## Problem description:
Which lines in the entries below contain the string "value"? Show each of them in full.

## Record extracts:
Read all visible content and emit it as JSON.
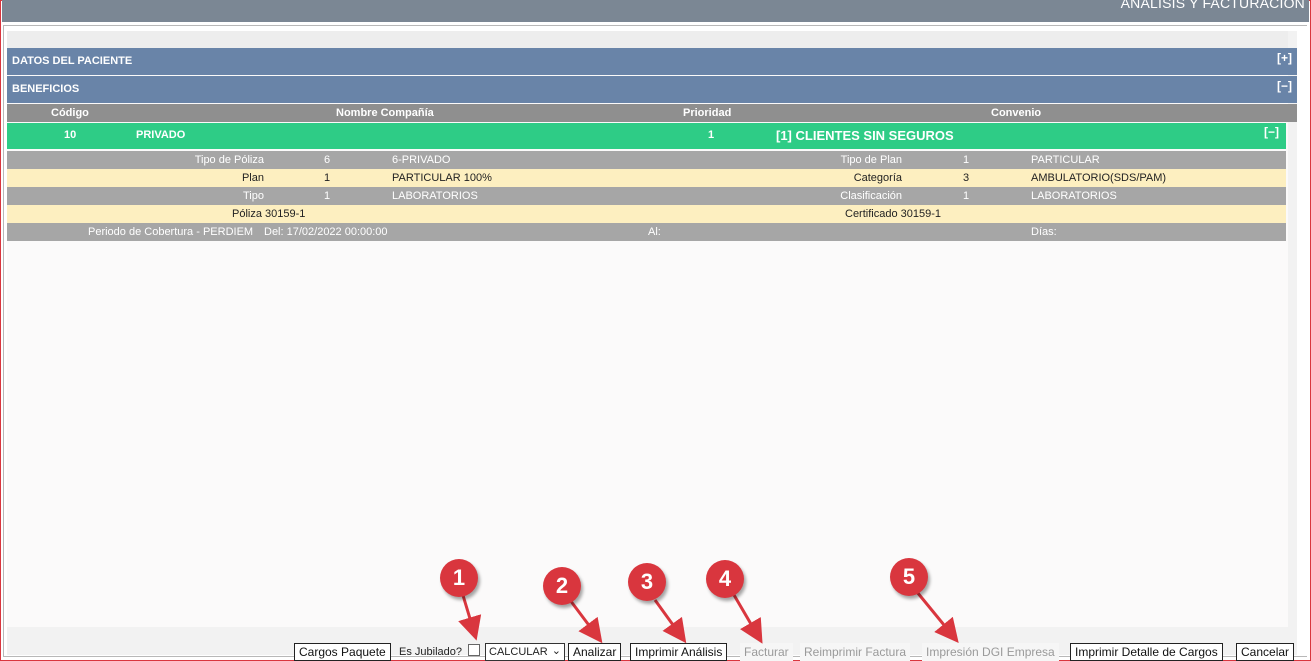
{
  "window": {
    "title": "ANÁLISIS Y FACTURACIÓN"
  },
  "sections": {
    "patient": {
      "label": "DATOS DEL PACIENTE",
      "toggle": "[+]"
    },
    "benefits": {
      "label": "BENEFICIOS",
      "toggle": "[−]"
    }
  },
  "table_header": {
    "codigo": "Código",
    "nombre": "Nombre Compañía",
    "prioridad": "Prioridad",
    "convenio": "Convenio"
  },
  "company_row": {
    "codigo": "10",
    "nombre": "PRIVADO",
    "prioridad": "1",
    "convenio": "[1] CLIENTES SIN SEGUROS",
    "toggle": "[−]"
  },
  "details": {
    "tipo_poliza": {
      "label": "Tipo de Póliza",
      "code": "6",
      "value": "6-PRIVADO"
    },
    "tipo_plan": {
      "label": "Tipo de Plan",
      "code": "1",
      "value": "PARTICULAR"
    },
    "plan": {
      "label": "Plan",
      "code": "1",
      "value": "PARTICULAR 100%"
    },
    "categoria": {
      "label": "Categoría",
      "code": "3",
      "value": "AMBULATORIO(SDS/PAM)"
    },
    "tipo": {
      "label": "Tipo",
      "code": "1",
      "value": "LABORATORIOS"
    },
    "clasificacion": {
      "label": "Clasificación",
      "code": "1",
      "value": "LABORATORIOS"
    },
    "poliza": "Póliza 30159-1",
    "certificado": "Certificado 30159-1",
    "periodo_label": "Periodo de Cobertura - PERDIEM",
    "del": "Del: 17/02/2022 00:00:00",
    "al": "Al:",
    "dias": "Días:"
  },
  "footer": {
    "cargos_paquete": "Cargos Paquete",
    "es_jubilado": "Es Jubilado?",
    "es_jubilado_checked": false,
    "calcular_select": "CALCULAR",
    "analizar": "Analizar",
    "imprimir_analisis": "Imprimir Análisis",
    "facturar": "Facturar",
    "reimprimir_factura": "Reimprimir Factura",
    "impresion_dgi": "Impresión DGI Empresa",
    "imprimir_detalle": "Imprimir Detalle de Cargos",
    "cancelar": "Cancelar"
  },
  "annotations": [
    "1",
    "2",
    "3",
    "4",
    "5"
  ],
  "colors": {
    "accent_red": "#d9363e",
    "section_blue": "#6984a8",
    "green": "#2ecc86",
    "cream": "#fdefc0",
    "gray": "#a6a6a6"
  }
}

## Written reply:
      "value": "6-PRIVADO"
      "value": "PARTICULAR"
      "value": "PARTICULAR 100%"
      "value": "AMBULATORIO(SDS/PAM)"
      "value": "LABORATORIOS"
      "value": "LABORATORIOS"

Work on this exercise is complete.